Compliment and spoiler warning for a post which will probably take me longer to write than it took me to read my way through the 422 pages of Flanery’s second novel because ….

Compliment #1 – I could not put it down.

Compliment #2 – I haven’t been this engrossed since I first read Andrea Levy’s Small Island (and that night I forgot to go to a rock concert …)

Once upon a time a sinkhole opened in the ground in Omaha, Nebraska and a 40ft tree ended up 40ft underground. That incident from Flanery’s childhood is relived in the prologue of Fallen Land when the sinkhole appears after a double lynching in 1919. The tree sinks with corpses still attached. Spring forward to the present and on the same plot of land, one geological layer above the tree if you will, Paul Krovik, a failed property developer, has retired to a secret bunker beneath his old home to lick his wounds and regroup. Meanwhile, on the surface, a family from Boston, enticed by career opportunities and more property for their dollar, purchase Novik’s house and move cross country to start a new life.

Now imagine there is a madman living beneath your house who wanders through it during night time hours while you are blissfully asleep.  However, your young son sees him in the shadows and lets you know who is behind the increasingly disturbed episodes in the house.  You, however, damaged by your own parents, determine that your child, forced to attend your company’s neo-con school despite sustained bullying from pupils and teachers alike, is a disturbed fantasist who must be drugged into conformity.

While you are carving a career, ironically for a prison contractor with a twisted vision of turning penal establishments into  profit-making concerns, the very foundations of your ever-so-but-not-really-safe nuclear family are threatened because you are simply not paying attention to the things that matter.

Compliment #3: The best state-of-the-nation and failed American dream allegory I’ve read since The Great Gatsby. 

We know something awful happens in the first chapter where we visit Paul Krovik in prison.  This serves to build tension from the start and as events within the house escalate, that tension becomes unbearable. And yet when the tragedy occurs, there’s a clever inversion of expectation in that it doesn’t happen in the way expected at all.

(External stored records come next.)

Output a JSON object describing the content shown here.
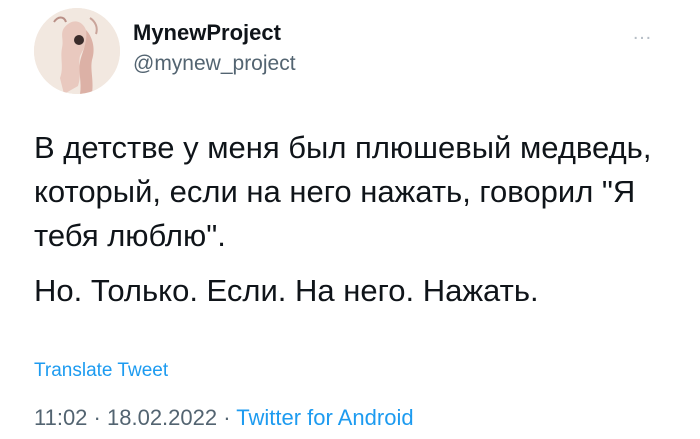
{
  "user": {
    "display_name": "MynewProject",
    "handle": "@mynew_project"
  },
  "more_icon": "…",
  "tweet": {
    "paragraph1": "В детстве у меня был плюшевый медведь, который, если на него нажать, говорил \"Я тебя люблю\".",
    "paragraph2": "Но. Только. Если. На него. Нажать."
  },
  "translate_label": "Translate Tweet",
  "meta": {
    "time": "11:02",
    "separator": "·",
    "date": "18.02.2022",
    "source": "Twitter for Android"
  }
}
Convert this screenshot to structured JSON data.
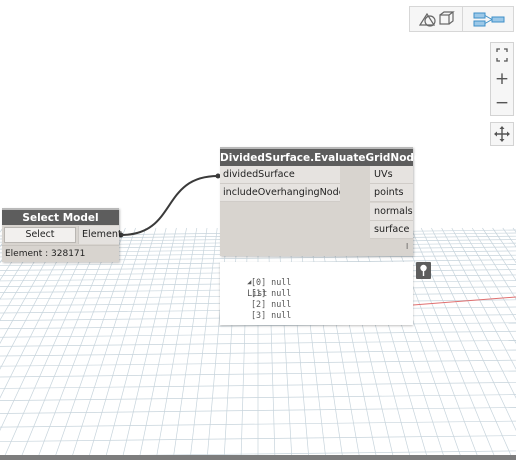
{
  "colors": {
    "node_header": "#5d5d5d",
    "node_body": "#d8d4cf",
    "grid_line": "#c7d4dc",
    "wire": "#3a3a3a",
    "axis_red": "#e07070"
  },
  "view_toggle": {
    "geometry_icon": "geometry-view-icon",
    "graph_icon": "graph-view-icon"
  },
  "zoom_toolbar": {
    "fit_icon": "zoom-to-fit-icon",
    "zoom_in_label": "+",
    "zoom_out_label": "−",
    "pan_icon": "pan-icon"
  },
  "select_node": {
    "title": "Select Model Element",
    "button_label": "Select",
    "output_port": "Element",
    "status": "Element : 328171"
  },
  "eval_node": {
    "title": "DividedSurface.EvaluateGridNodes",
    "inputs": [
      "dividedSurface",
      "includeOverhangingNodes"
    ],
    "outputs": [
      "UVs",
      "points",
      "normals",
      "surface"
    ],
    "lacing_marker": "l"
  },
  "preview": {
    "header": "List",
    "items": [
      "[0] null",
      "[1] null",
      "[2] null",
      "[3] null"
    ],
    "pin_icon": "pin-icon"
  }
}
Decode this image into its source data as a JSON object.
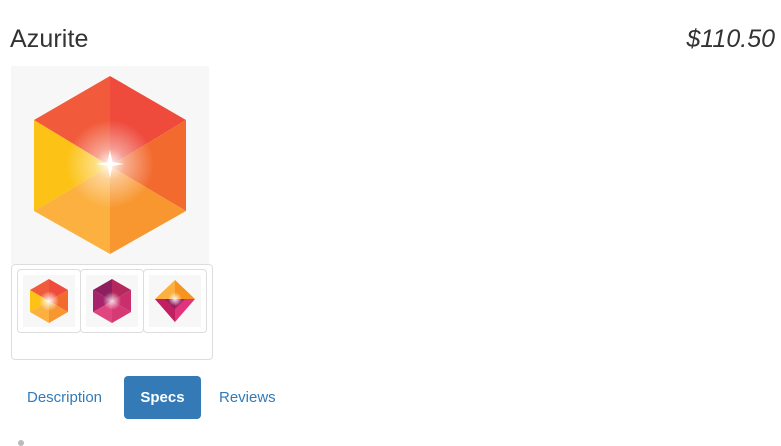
{
  "product": {
    "name": "Azurite",
    "price": "$110.50"
  },
  "main_image": {
    "icon": "orange-hexagon-gem-icon"
  },
  "thumbnails": [
    {
      "icon": "orange-hexagon-gem-thumbnail",
      "selected": true
    },
    {
      "icon": "magenta-hexagon-gem-thumbnail",
      "selected": false
    },
    {
      "icon": "diamond-gem-thumbnail",
      "selected": false
    }
  ],
  "tabs": [
    {
      "label": "Description",
      "active": false
    },
    {
      "label": "Specs",
      "active": true
    },
    {
      "label": "Reviews",
      "active": false
    }
  ],
  "colors": {
    "accent": "#337ab7",
    "text": "#333333",
    "border": "#dddddd",
    "image_background": "#f7f7f7"
  }
}
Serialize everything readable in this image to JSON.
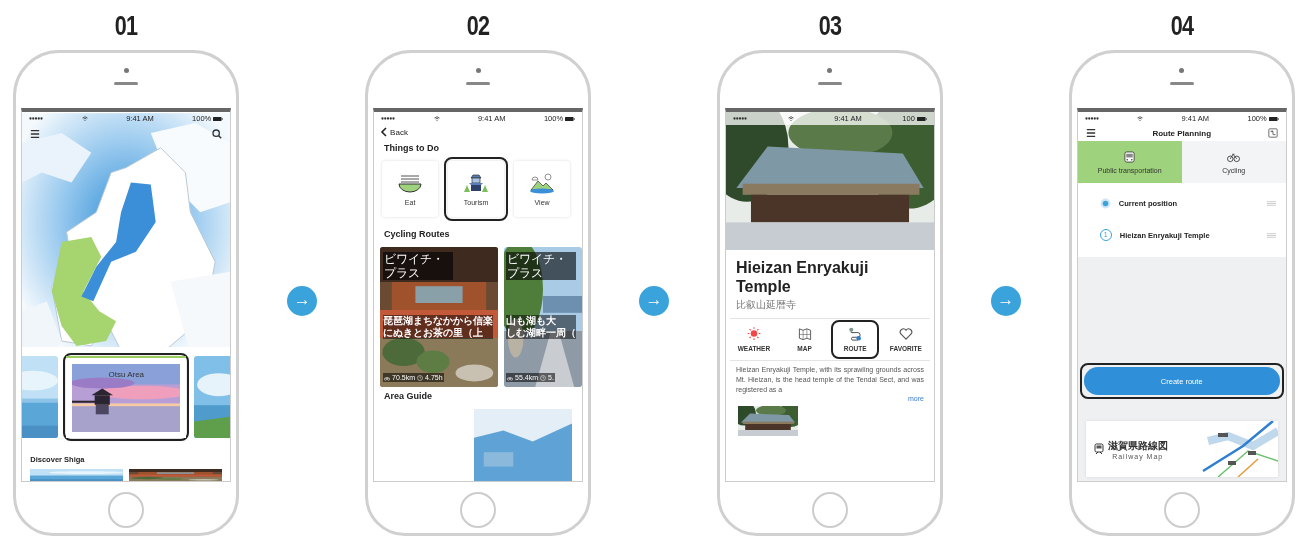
{
  "steps": [
    {
      "number": "01",
      "screen": {
        "kind": "map",
        "status": {
          "time": "9:41 AM",
          "battery": "100%"
        },
        "cards": [
          {
            "kind": "picture",
            "highlighted": false
          },
          {
            "kind": "area",
            "title": "Otsu Area",
            "highlighted": true
          },
          {
            "kind": "picture",
            "highlighted": false
          }
        ],
        "section": "Discover Shiga"
      }
    },
    {
      "number": "02",
      "screen": {
        "kind": "list",
        "status": {
          "time": "9:41 AM",
          "battery": "100%"
        },
        "back": "Back",
        "things_title": "Things to Do",
        "categories": [
          {
            "label": "Eat",
            "highlighted": false
          },
          {
            "label": "Tourism",
            "highlighted": true
          },
          {
            "label": "View",
            "highlighted": false
          }
        ],
        "routes_title": "Cycling Routes",
        "routes": [
          {
            "tag": "ビワイチ・プラス",
            "title": "琵琶湖まちなかから信楽",
            "title_2": "にぬきとお茶の里（上",
            "distance": "70.5km",
            "duration": "4.75h"
          },
          {
            "tag": "ビワイチ・プラス",
            "title": "山も湖も大",
            "title_2": "しむ湖畔一周（",
            "distance": "55.4km",
            "duration": "5."
          }
        ],
        "area_title": "Area Guide"
      }
    },
    {
      "number": "03",
      "screen": {
        "kind": "detail",
        "status": {
          "time": "9:41 AM",
          "battery": "100"
        },
        "title": "Hieizan Enryakuji Temple",
        "subtitle": "比叡山延暦寺",
        "actions": [
          {
            "label": "WEATHER",
            "highlighted": false
          },
          {
            "label": "MAP",
            "highlighted": false
          },
          {
            "label": "ROUTE",
            "highlighted": true
          },
          {
            "label": "FAVORITE",
            "highlighted": false
          }
        ],
        "description": "Hieizan Enryakuji Temple, with its sprawling grounds across Mt. Hieizan, is the head temple of the Tendai Sect, and was registered as a",
        "more": "more"
      }
    },
    {
      "number": "04",
      "screen": {
        "kind": "route",
        "status": {
          "time": "9:41 AM",
          "battery": "100%"
        },
        "title": "Route Planning",
        "modes": [
          {
            "label": "Public transportation",
            "selected": true
          },
          {
            "label": "Cycling",
            "selected": false
          }
        ],
        "stops": [
          {
            "kind": "current",
            "label": "Current position"
          },
          {
            "kind": "destination",
            "marker": "1",
            "label": "Hieizan Enryakuji Temple"
          }
        ],
        "button": {
          "label": "Create route",
          "highlighted": true
        },
        "banner": {
          "title": "滋賀県路線図",
          "subtitle": "Railway Map"
        }
      }
    }
  ],
  "arrows": [
    "→",
    "→",
    "→"
  ]
}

Neither did my antipathies rest where I thought they would. That’s because the madman in the bunker isn’t the most sinister presence in the novel …. not by a long shot.

Compliment #4: I was surprised even though the ending is known from the beginning.

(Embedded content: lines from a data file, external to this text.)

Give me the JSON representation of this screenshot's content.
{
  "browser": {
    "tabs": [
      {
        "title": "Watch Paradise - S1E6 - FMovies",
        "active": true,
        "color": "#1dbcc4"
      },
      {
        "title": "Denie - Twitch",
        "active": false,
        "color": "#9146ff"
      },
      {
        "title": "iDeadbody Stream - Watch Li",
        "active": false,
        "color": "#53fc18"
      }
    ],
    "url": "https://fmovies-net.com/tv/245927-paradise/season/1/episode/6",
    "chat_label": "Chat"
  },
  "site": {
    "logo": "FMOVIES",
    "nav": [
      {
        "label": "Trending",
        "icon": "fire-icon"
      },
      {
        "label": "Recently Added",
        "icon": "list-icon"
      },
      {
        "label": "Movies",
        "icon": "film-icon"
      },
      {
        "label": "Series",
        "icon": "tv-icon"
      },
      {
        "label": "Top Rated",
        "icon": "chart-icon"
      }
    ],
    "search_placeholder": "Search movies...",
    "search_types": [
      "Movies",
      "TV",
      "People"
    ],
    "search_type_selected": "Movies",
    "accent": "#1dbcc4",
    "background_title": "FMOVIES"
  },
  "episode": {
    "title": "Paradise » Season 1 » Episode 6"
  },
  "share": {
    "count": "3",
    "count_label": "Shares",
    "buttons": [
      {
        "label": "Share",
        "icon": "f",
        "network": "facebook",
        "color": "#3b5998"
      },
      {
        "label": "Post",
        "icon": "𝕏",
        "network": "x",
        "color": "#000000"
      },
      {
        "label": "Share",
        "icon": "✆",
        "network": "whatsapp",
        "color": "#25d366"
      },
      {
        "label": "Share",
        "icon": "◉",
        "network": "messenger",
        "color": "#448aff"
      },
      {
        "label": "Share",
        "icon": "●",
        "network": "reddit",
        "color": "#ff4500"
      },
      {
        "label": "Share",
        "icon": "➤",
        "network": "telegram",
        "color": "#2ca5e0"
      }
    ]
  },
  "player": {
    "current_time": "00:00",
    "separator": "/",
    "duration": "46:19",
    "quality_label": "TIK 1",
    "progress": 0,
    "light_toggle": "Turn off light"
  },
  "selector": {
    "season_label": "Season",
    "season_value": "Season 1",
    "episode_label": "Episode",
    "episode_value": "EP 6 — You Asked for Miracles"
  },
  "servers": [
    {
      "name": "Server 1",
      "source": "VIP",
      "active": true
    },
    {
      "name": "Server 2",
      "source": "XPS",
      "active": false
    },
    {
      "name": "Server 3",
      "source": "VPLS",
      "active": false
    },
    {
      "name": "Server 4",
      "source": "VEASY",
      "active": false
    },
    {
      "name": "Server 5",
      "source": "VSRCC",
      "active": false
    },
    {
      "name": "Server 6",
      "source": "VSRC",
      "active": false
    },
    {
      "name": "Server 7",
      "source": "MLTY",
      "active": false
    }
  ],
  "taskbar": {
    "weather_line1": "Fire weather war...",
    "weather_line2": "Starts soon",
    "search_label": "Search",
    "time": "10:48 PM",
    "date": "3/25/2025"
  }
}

The structure is complex, flitting between past and present, told in a variety of points-of-view.  Most are 3rd person but one is 1st. The voice of Louise, a coloured woman who inherited the land via her lynched grandfather, only to lose it to the developer, is the most lyrical. It reflects her sincere love of and her mystical connection to the land.  Neither is the prose spare elsewhere and this for a do-not-get-on-with-Coetzee reader is a very good thing.

Compliment #5: The novel’s visual prose springs vividly to life in the mind’s eye.

While this is a first-class thriller, it is interwoven with much literary intertextuality.  Flanery acknowledges that the second section is a specific homage to Kafka’s story The Burrow.   I’ve already mentioned thematic similarities with Gatsby and Krovik’s obsession with the land brings to mind Tolstoy’s parable How Much Land Does A Man Need?  I’m told too that I should look up Nathaniel Hawthorne”s The House of the Seven Gables … and Icarus too.

When I asked Flanery at EIBF about something I wish he could have avoided, he replied that he had always seen that figure as an Icarus character.  That surprised me (again) and …

Compliment #6: Two months after I read the book, I’m still thinking about it.

So are there any negatives?  This is obviously an ambitious novel and for me it lives up to that ambition.  I can see though that some might find it overcooked.  Too many nods to the literary past, a tendency to over-explain (I didn’t need an explanation of the meaning of Dolores Woods). I was a little irked by Louise’s voice – not convinced she would have been so eloquent actually.  But there was nothing that stopped me powering through the pages and the only thing preventing me from starting all over again is my TBR mountain range.  

I will be recommending Fallen Land to my reading group to give me a legitimate excuse for a reread.